Output the data below exactly. Leave nothing out.

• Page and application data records
━━━━━━━━━━━━━━━━

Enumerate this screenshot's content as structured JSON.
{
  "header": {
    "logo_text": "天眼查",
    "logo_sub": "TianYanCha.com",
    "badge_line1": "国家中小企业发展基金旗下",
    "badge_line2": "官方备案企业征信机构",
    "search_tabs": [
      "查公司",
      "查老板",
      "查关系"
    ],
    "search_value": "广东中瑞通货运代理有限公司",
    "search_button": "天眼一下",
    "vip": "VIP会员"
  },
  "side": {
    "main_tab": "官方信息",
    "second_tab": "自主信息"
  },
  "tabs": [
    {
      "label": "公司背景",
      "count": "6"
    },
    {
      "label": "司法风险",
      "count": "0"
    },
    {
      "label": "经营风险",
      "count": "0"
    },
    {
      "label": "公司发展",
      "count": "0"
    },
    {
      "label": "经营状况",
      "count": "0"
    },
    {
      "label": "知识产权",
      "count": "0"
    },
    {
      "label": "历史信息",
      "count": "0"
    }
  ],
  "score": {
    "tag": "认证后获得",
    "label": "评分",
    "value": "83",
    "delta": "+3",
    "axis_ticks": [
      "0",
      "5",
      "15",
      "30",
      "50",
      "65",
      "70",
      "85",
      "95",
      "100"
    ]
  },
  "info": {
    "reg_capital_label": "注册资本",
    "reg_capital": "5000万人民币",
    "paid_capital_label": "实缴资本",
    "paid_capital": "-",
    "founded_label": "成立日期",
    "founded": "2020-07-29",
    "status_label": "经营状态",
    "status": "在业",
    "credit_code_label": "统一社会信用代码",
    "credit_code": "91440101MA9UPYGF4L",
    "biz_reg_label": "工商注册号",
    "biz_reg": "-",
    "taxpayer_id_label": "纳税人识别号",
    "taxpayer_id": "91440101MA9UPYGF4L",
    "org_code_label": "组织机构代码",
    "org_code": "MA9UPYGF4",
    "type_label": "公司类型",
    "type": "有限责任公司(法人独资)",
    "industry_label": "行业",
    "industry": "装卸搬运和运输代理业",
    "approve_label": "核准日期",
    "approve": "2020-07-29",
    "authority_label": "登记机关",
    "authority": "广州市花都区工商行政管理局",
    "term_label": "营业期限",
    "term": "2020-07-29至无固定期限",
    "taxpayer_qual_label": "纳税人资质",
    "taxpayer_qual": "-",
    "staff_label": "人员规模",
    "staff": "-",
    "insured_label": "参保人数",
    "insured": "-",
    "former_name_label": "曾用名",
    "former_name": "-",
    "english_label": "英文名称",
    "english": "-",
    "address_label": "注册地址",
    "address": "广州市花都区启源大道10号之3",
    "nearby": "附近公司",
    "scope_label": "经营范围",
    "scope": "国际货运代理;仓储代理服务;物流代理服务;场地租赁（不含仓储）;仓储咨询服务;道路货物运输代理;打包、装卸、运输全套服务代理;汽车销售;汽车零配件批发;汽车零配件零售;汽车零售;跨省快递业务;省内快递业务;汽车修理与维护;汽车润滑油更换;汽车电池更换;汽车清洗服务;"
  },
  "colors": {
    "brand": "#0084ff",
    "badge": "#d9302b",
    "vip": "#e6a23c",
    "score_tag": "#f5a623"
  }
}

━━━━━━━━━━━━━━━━

• Task output
Enumerate this screenshot's content as structured JSON.
{
  "header": {
    "logo_text": "天眼查",
    "logo_sub": "TianYanCha.com",
    "badge_line1": "国家中小企业发展基金旗下",
    "badge_line2": "官方备案企业征信机构",
    "search_tabs": [
      "查公司",
      "查老板",
      "查关系"
    ],
    "search_value": "广东中瑞通货运代理有限公司",
    "search_button": "天眼一下",
    "vip": "VIP会员"
  },
  "side": {
    "main_tab": "官方信息",
    "second_tab": "自主信息"
  },
  "tabs": [
    {
      "label": "公司背景",
      "count": "6"
    },
    {
      "label": "司法风险",
      "count": "0"
    },
    {
      "label": "经营风险",
      "count": "0"
    },
    {
      "label": "公司发展",
      "count": "0"
    },
    {
      "label": "经营状况",
      "count": "0"
    },
    {
      "label": "知识产权",
      "count": "0"
    },
    {
      "label": "历史信息",
      "count": "0"
    }
  ],
  "score": {
    "tag": "认证后获得",
    "label": "评分",
    "value": "83",
    "delta": "+3",
    "axis_ticks": [
      "0",
      "5",
      "15",
      "30",
      "50",
      "65",
      "70",
      "85",
      "95",
      "100"
    ]
  },
  "info": {
    "reg_capital_label": "注册资本",
    "reg_capital": "5000万人民币",
    "paid_capital_label": "实缴资本",
    "paid_capital": "-",
    "founded_label": "成立日期",
    "founded": "2020-07-29",
    "status_label": "经营状态",
    "status": "在业",
    "credit_code_label": "统一社会信用代码",
    "credit_code": "91440101MA9UPYGF4L",
    "biz_reg_label": "工商注册号",
    "biz_reg": "-",
    "taxpayer_id_label": "纳税人识别号",
    "taxpayer_id": "91440101MA9UPYGF4L",
    "org_code_label": "组织机构代码",
    "org_code": "MA9UPYGF4",
    "type_label": "公司类型",
    "type": "有限责任公司(法人独资)",
    "industry_label": "行业",
    "industry": "装卸搬运和运输代理业",
    "approve_label": "核准日期",
    "approve": "2020-07-29",
    "authority_label": "登记机关",
    "authority": "广州市花都区工商行政管理局",
    "term_label": "营业期限",
    "term": "2020-07-29至无固定期限",
    "taxpayer_qual_label": "纳税人资质",
    "taxpayer_qual": "-",
    "staff_label": "人员规模",
    "staff": "-",
    "insured_label": "参保人数",
    "insured": "-",
    "former_name_label": "曾用名",
    "former_name": "-",
    "english_label": "英文名称",
    "english": "-",
    "address_label": "注册地址",
    "address": "广州市花都区启源大道10号之3",
    "nearby": "附近公司",
    "scope_label": "经营范围",
    "scope": "国际货运代理;仓储代理服务;物流代理服务;场地租赁（不含仓储）;仓储咨询服务;道路货物运输代理;打包、装卸、运输全套服务代理;汽车销售;汽车零配件批发;汽车零配件零售;汽车零售;跨省快递业务;省内快递业务;汽车修理与维护;汽车润滑油更换;汽车电池更换;汽车清洗服务;"
  },
  "colors": {
    "brand": "#0084ff",
    "badge": "#d9302b",
    "vip": "#e6a23c",
    "score_tag": "#f5a623"
  }
}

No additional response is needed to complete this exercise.